- _Directions_
Please count how many lines below contain the word "Storage" and reply with only that number.

BEGIN Records provided

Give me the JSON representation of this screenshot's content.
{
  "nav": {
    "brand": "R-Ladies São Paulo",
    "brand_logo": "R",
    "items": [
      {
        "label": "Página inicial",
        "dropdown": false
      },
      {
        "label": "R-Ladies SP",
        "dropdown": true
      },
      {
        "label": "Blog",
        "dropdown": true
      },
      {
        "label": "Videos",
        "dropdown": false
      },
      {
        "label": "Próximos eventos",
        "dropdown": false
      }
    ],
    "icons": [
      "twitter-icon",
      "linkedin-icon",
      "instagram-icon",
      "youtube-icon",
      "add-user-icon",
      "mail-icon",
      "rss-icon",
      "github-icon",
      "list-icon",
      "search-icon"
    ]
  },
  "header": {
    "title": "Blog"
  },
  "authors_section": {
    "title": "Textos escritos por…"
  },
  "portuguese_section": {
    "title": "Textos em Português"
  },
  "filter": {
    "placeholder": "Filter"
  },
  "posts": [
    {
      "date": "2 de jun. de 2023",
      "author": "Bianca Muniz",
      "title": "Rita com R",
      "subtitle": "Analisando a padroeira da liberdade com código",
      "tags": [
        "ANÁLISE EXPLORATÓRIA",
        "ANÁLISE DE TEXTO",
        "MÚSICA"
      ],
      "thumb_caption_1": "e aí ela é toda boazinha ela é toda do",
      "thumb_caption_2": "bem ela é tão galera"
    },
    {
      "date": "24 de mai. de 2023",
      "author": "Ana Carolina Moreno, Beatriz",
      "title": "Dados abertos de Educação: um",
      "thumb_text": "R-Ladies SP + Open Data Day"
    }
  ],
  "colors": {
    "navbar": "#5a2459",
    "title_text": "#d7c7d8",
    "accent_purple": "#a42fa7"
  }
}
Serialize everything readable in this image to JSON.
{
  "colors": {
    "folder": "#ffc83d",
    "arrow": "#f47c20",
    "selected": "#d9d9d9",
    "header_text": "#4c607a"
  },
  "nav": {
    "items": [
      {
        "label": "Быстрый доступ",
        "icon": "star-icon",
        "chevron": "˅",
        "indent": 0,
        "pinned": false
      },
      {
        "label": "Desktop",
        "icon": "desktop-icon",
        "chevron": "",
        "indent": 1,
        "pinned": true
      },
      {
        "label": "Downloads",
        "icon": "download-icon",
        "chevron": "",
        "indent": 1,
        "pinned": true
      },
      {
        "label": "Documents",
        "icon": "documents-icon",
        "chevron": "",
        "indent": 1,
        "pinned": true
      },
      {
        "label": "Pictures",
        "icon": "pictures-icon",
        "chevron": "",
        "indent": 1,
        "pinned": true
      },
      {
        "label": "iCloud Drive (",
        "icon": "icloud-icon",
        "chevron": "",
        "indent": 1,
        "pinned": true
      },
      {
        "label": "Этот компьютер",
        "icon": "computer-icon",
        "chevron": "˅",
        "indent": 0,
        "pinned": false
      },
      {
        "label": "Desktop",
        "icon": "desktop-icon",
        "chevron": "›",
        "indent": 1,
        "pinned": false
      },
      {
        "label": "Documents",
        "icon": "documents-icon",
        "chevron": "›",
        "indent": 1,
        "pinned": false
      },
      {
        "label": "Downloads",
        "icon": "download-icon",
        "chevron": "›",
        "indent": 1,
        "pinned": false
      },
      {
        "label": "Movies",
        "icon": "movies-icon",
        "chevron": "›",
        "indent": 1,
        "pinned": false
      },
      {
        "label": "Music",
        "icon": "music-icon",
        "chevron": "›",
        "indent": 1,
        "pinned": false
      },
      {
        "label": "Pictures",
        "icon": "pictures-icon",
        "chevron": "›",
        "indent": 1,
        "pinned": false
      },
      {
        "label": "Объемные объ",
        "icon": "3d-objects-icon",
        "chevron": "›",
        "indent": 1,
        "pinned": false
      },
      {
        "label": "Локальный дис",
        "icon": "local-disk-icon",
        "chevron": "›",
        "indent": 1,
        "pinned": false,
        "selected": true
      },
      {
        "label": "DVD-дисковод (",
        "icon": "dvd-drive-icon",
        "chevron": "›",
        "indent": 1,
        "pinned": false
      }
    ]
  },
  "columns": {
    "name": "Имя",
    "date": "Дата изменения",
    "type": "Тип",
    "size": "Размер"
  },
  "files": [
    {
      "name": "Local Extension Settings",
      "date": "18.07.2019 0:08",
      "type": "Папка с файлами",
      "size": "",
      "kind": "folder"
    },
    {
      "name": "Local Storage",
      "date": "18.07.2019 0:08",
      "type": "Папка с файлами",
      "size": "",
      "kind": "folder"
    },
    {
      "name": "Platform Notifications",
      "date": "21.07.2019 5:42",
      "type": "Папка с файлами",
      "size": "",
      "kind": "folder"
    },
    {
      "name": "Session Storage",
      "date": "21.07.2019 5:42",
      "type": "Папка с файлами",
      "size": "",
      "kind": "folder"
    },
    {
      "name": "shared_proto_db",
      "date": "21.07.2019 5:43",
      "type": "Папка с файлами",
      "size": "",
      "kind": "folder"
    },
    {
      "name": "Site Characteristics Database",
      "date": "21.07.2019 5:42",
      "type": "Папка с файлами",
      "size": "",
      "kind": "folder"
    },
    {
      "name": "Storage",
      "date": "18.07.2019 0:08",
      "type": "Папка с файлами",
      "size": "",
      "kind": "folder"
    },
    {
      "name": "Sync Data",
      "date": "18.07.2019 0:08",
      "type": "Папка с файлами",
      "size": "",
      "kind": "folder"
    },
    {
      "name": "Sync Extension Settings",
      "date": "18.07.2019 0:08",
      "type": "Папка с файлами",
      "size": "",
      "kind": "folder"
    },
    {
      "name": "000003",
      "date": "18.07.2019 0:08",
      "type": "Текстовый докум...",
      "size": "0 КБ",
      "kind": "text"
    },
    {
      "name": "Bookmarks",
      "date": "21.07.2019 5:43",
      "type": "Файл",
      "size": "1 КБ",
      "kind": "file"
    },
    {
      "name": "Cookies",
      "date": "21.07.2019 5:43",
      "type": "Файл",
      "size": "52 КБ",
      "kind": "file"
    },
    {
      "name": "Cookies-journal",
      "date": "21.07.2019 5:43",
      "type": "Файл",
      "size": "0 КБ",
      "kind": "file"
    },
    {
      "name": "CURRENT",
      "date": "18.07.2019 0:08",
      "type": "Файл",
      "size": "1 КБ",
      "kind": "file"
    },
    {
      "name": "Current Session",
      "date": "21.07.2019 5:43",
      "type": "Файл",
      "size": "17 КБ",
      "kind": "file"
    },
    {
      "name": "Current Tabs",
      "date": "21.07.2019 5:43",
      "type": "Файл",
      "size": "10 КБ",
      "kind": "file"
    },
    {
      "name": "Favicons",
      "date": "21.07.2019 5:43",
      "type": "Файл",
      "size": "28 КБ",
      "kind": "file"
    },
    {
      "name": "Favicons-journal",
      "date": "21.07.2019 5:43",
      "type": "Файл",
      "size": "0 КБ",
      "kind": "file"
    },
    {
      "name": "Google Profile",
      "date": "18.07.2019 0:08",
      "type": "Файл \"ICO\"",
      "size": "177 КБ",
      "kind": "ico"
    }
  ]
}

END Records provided

- _Expected answer_
3